In a survey conducted last September, the Pew Research Center found that nearly 60 percent of Americans who speak about politics with those they disagree with reported the conversations as “stressful and frustrating.” It’s hard to recall a time when the thought of talking politics or any subject deemed divisive—from mask mandates to what books are taught in schools—could create such anxiety.
Democracy, however, is born from the fruitful discussion and exchange of ideas. How then can we encourage political discussion and civic engagement in a way that doesn’t cause undue stress and, at the same time, help bolster the very ideals upon which our nation was founded?
In 1916, John Dewey wrote, “Democracy has to be born anew every generation, and education is its midwife.” A new initiative from the USC Rossier School of Education, the Democracy Project, aims to course-correct, with a mission to strengthen students’ knowledge, skills and capacities so that they can become engaged citizens in their communities.
The project, co-chaired by Professor of Clinical Education Jenifer Crawford and Professor of Clinical Education Robert Filback, is in its strategic planning phase. Since the fall, the duo has been conducting extensive listening sessions with teachers, district leaders and community organizers, working together to consider ways to leverage existing educational materials. Their goal is twofold: They want to make these resources easy for civics educators to use in their classrooms, and they want to align these resources with criteria required for the California State Seal of Civic Engagement, a new award unveiled in 2020 that aims to incentivize students to become informed and active citizens.

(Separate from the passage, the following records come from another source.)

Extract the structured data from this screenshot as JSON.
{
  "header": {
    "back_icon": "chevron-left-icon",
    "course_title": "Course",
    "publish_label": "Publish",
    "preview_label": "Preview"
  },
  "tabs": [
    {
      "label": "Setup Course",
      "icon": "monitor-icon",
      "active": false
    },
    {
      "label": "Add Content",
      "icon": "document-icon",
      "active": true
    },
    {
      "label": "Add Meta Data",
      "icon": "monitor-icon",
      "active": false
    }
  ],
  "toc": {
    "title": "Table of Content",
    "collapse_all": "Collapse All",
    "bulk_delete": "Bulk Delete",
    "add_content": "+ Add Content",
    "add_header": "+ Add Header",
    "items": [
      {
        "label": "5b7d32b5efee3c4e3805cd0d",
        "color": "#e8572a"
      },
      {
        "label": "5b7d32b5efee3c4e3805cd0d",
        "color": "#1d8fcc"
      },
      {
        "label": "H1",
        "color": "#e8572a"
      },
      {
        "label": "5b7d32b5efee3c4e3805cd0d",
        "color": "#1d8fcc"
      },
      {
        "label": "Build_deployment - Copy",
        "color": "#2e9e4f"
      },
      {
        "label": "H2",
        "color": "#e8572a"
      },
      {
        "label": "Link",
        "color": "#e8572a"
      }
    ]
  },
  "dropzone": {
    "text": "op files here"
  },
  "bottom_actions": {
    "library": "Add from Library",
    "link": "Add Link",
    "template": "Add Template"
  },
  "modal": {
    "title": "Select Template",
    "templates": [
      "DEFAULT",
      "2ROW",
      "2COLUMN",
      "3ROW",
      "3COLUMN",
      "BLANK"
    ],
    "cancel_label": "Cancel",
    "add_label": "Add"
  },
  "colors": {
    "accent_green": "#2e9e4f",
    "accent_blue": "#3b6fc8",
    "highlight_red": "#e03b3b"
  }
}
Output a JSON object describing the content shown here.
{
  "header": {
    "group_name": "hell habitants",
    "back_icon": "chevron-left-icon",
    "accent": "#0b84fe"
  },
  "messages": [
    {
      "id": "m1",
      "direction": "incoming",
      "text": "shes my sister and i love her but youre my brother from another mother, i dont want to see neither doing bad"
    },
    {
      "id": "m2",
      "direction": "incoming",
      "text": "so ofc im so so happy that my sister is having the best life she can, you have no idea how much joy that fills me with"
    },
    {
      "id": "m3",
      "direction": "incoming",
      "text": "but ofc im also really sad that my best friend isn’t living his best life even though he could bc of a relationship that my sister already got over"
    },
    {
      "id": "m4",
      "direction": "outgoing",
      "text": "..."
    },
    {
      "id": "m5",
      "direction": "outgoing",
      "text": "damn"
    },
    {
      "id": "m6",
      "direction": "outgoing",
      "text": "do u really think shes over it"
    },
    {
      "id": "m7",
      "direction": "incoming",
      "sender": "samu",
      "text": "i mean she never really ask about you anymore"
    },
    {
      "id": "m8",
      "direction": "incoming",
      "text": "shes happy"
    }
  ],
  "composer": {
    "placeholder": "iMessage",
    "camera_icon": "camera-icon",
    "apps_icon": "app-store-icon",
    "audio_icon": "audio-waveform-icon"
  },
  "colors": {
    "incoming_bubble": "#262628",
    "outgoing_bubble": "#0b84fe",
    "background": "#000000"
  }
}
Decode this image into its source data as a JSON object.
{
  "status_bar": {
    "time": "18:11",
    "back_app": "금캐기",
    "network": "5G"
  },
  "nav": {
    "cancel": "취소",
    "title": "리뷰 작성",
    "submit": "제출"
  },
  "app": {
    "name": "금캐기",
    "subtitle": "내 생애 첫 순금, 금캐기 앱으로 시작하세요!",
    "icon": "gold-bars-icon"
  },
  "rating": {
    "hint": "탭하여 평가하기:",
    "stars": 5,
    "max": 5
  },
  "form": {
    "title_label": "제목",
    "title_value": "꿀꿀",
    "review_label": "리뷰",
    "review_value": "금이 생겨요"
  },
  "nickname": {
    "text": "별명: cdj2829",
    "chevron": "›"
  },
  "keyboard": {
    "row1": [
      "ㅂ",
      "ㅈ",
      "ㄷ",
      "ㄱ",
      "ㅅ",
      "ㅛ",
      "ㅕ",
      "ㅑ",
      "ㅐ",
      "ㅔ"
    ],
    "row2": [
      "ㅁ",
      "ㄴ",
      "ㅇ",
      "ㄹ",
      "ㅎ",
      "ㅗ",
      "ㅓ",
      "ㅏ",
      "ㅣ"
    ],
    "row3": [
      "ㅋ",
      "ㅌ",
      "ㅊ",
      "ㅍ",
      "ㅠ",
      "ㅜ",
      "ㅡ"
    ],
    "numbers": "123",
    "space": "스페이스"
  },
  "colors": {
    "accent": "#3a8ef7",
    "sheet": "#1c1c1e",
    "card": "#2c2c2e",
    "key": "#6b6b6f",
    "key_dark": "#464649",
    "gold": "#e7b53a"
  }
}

“There are a ton of great materials,” Crawford says. “Teachers don’t just want more resources. They want resources that are going to help students achieve [the seal]. We’re trying to bring all these existing resources together, and [put them] in a framework that is user-friendly and aligned with [the seal].” They also want to go about the process in an equitable way, “centering equity and inclusion in the process,” Crawford says.
As they create this package of course materials, they will turn to the wealth of material generated by other USC entities, including the USC Center for Political Futures and the USC Shoah Foundation. Other resource partners include the News Literacy Project and the Constitutional Rights Foundation.
They also plan to facilitate a series of “learning exchanges,” where key stakeholders—teachers, parents, students, superintendents and other community members—gather to discuss the guiding question, “What does democracy look like to you?” Through the learning exchanges, Filback says, they aim “to give [participants] something tangible, particularly in this very fraught time that we’re in, where so many discussions around school are politicized.” The exchanges will also offer opportunities for information gathering, which Filback believes will help shape how and what educational resources are included in the course package.
A recent grant from the Stuart Foundation has provided funding for a project specialist, held by Robert Medrano EdD ’20. Medrano, a social studies teacher at Culver City Middle School, completed his dissertation research on effective civics instructional practices for 12th-grade Latinx students. Medrano is working with Crawford and Filback to develop a civics course model, and he hopes the project will provide students with “increased opportunities to engage in relevant and meaningful learning experiences that lead to greater political efficacy.”
An internal and external advisory board will be guiding the project as it moves from its planning and implementation phase. Internal board members include professor Akilah Lyons-Moore, who was involved in early project planning, as well as additional USC Rossier faculty members: Shafiqa Ahmadi, Melanie Kneece Calvert, Paula Carbone, David Cash, Zoë Corwin, Julie Posselt, Artineh Samkian and Julie Slayton. External board members include Kamy Akhavan, executive director of the USC Dornsife Center for the Political Future; William Deverell, USC Dornsife professor of history; Michelle Herczog, a history and social sciences consultant for Los Angeles Unified School District; Michael Matsuda, superintendent of Anaheim Union High School District; Natalia Molina, USC Dornsife Distinguished Professor of American Studies and Ethnicity; and Dan Schnur, USC Annenberg professor.